Thursday, January 16, 2014

Tooting Your Horn with Your Kids

As you all know, I am really involved in my kids’ lives…mainly because I don’t have one of my own. However, I like being there to cheer them on. Growing up, I was extremely involved in school activities, especially sports. So being on the sidelines, in the bleachers or in the dugout with my kiddos only seems natural. However, they have been a little skeptical of “Mom” having too much of an opinion about their extra-curricular activities. Why? Because they’ve never known me to be involved in any extra-curricular activities myself. In their minds, I am the queen of all things domestic. If they need instructions on brushing teeth or making beds, I am the resident expert…literally. But when it comes to things outside of the home, they often feel that I am outside of my element. That had to change.

Anyone who knows me knows that I’m not a horn tooter. To my own detriment most times, I rely heavily on self-deprecating humor to keep from being embarrassed when I receive compliments. In doing so, I have not only downplayed my skills with adults, but with my children as well. For instance, Jack has played basketball for a couple of seasons now. When I have tried to give him advice or show him proper technique in the past, he would brush me off. Finally, I asked him why.

“Because you’ve never played basketball, Mommy,” he said.

What? How could this be?  My own son didn’t know I played junior high, high school and collegiate basketball? 
photo from my high school yearbook

Hadn’t I told him this before? Haven’t I showed him pictures or taken him to a game? In short, no! Jack believes the greatest thing I’ve ever done was give birth to him.
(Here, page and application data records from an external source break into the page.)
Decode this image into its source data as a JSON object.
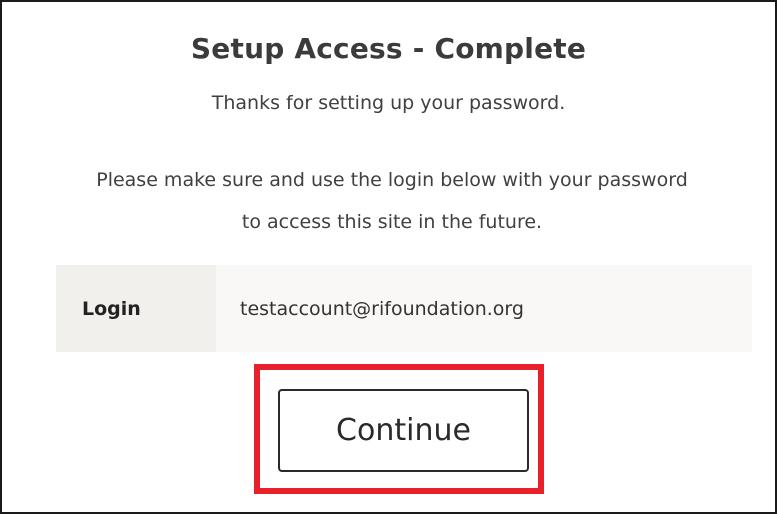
{
  "dialog": {
    "title": "Setup Access - Complete",
    "subtitle": "Thanks for setting up your password.",
    "message": "Please make sure and use the login below with your password to access this site in the future."
  },
  "login": {
    "label": "Login",
    "value": "testaccount@rifoundation.org"
  },
  "actions": {
    "continue_label": "Continue"
  },
  "colors": {
    "highlight": "#e8202a",
    "label_cell_bg": "#f2f0ec",
    "row_bg": "#f9f8f6"
  }
}
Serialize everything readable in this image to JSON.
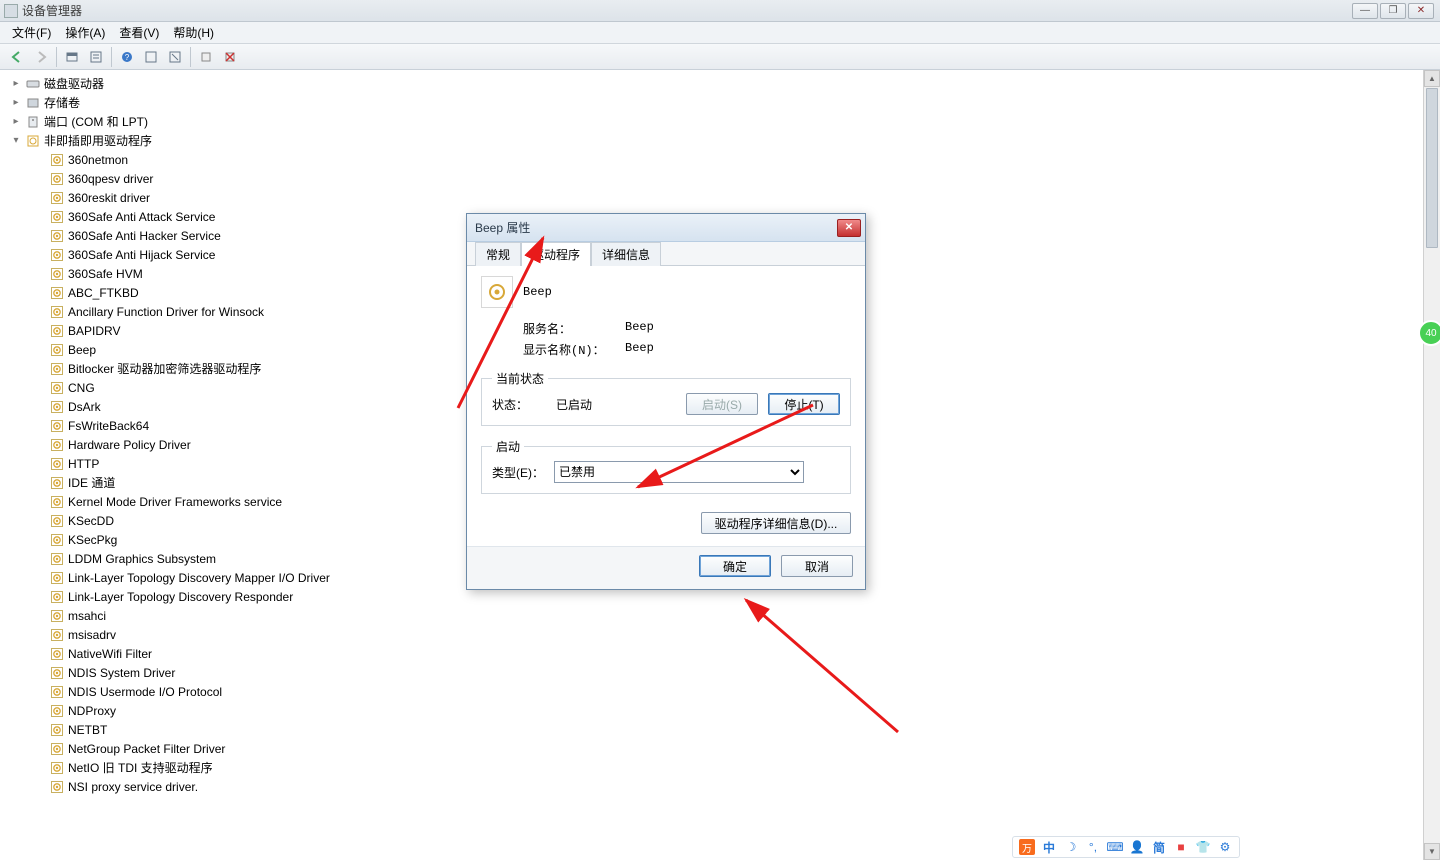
{
  "titlebar": {
    "title": "设备管理器"
  },
  "menubar": {
    "file": "文件(F)",
    "action": "操作(A)",
    "view": "查看(V)",
    "help": "帮助(H)"
  },
  "tree": {
    "categories": [
      {
        "label": "磁盘驱动器",
        "expanded": false
      },
      {
        "label": "存储卷",
        "expanded": false
      },
      {
        "label": "端口 (COM 和 LPT)",
        "expanded": false
      },
      {
        "label": "非即插即用驱动程序",
        "expanded": true,
        "children": [
          "360netmon",
          "360qpesv driver",
          "360reskit driver",
          "360Safe Anti Attack Service",
          "360Safe Anti Hacker Service",
          "360Safe Anti Hijack Service",
          "360Safe HVM",
          "ABC_FTKBD",
          "Ancillary Function Driver for Winsock",
          "BAPIDRV",
          "Beep",
          "Bitlocker 驱动器加密筛选器驱动程序",
          "CNG",
          "DsArk",
          "FsWriteBack64",
          "Hardware Policy Driver",
          "HTTP",
          "IDE 通道",
          "Kernel Mode Driver Frameworks service",
          "KSecDD",
          "KSecPkg",
          "LDDM Graphics Subsystem",
          "Link-Layer Topology Discovery Mapper I/O Driver",
          "Link-Layer Topology Discovery Responder",
          "msahci",
          "msisadrv",
          "NativeWifi Filter",
          "NDIS System Driver",
          "NDIS Usermode I/O Protocol",
          "NDProxy",
          "NETBT",
          "NetGroup Packet Filter Driver",
          "NetIO 旧 TDI 支持驱动程序",
          "NSI proxy service driver."
        ]
      }
    ]
  },
  "dialog": {
    "title": "Beep 属性",
    "tabs": {
      "general": "常规",
      "driver": "驱动程序",
      "details": "详细信息"
    },
    "header_label": "Beep",
    "service_name_label": "服务名：",
    "service_name_value": "Beep",
    "display_name_label": "显示名称(N)：",
    "display_name_value": "Beep",
    "status_group": "当前状态",
    "status_label": "状态：",
    "status_value": "已启动",
    "start_btn": "启动(S)",
    "stop_btn": "停止(T)",
    "startup_group": "启动",
    "type_label": "类型(E)：",
    "type_value": "已禁用",
    "details_btn": "驱动程序详细信息(D)...",
    "ok": "确定",
    "cancel": "取消"
  },
  "tray": {
    "ime": "中",
    "simp": "简"
  },
  "side_badge": "40"
}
So when I received an email to attend an SMU game honoring basketball alums, I quickly RSVP’d and made the kiddos tag along.
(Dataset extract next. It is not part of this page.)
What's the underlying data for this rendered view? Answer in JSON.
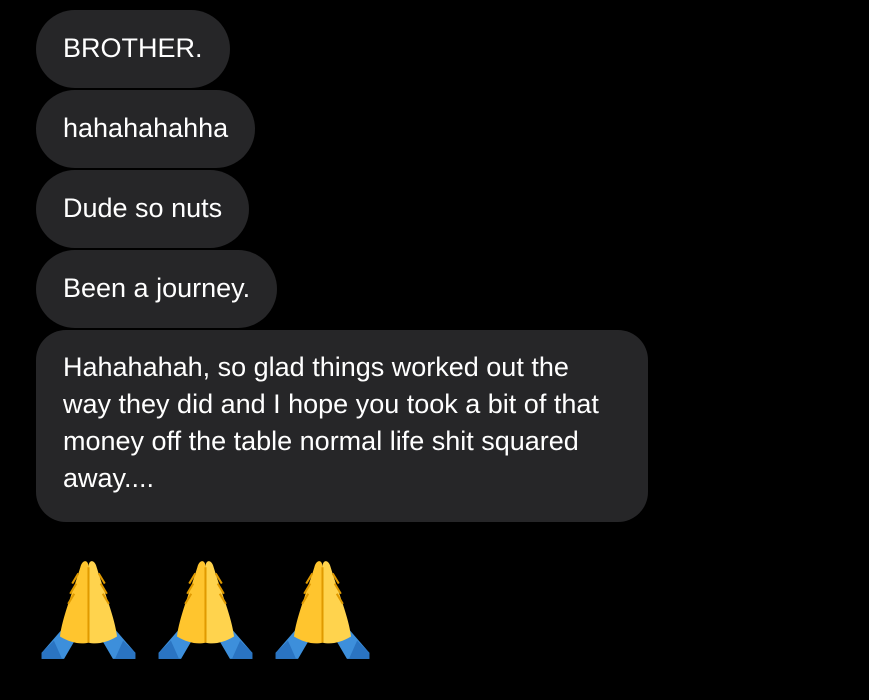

At halftime, all former players were asked to report court-side to be recognized.

“Where are you going,” Jack asked?

“I’m going down to the court,” I replied.

Surprised, he asked, “You played here?”

“Yes! Now watch Westley until I get back.”

So who’s the assistant coach of Jack’s basketball team? Me! And he is more inclined to listen to me now that he knows my basketball background.

The same thing occurred with Reese. She was on the mini-cheerleading squad at her school, and they were preparing to perform at a high school football game.  While she was showing me her routine at home, I said,

“Looks great! Straighten your arms a little more though,”

Rolling her eyes, she said, “This is cheerleader stuff, not mommy stuff. Watch, and I’ll show you how it’s done.”

Oh no she didn’t! I had to break out the 1989 Woodrow Wilson High School yearbook to show her my cheerleading skills!!

Before this, I barely made a noise with my horn. Now, I’m a tooting fool. When checking over their language arts homework, they would give me the stink eye until I reminded them that I used to be an English teacher. When rehearsing speeches for church or memorizing poems for school, they sighed in utter frustration every time I told them to slow down and “put your face into it.” That’s until I pulled out my old resume tapes from being a TV reporter. 

I’m not doing this because I’m pompous or overly proud of the things I’ve done. Instead, I want my children to be proud of the things I’ve done and, in turn, to be proud of themselves and where/who they come from. I am constantly learning that parenting is about more than just washing dishes and folding clothes. I’m their most important mentor…their very first role model. It’s imperative that I share what I know… the good and the bad. They need to see Mommy learn a new skill, meet a goal or overcome an obstacle… because if Mommy can do it, they can too.

Try it. Share your experiences with your kids. And it doesn’t have to be something monumental. If you are going back to school to get a degree, let them look at your homework assignments.  If you’re working out at the gym, take them along. Show your children that there are more dimensions to you than what they see at home. You will open their eyes to the real meaning of the word “superwoman.”  And instead of you bragging on them all of the time, you just might catch them bragging on you.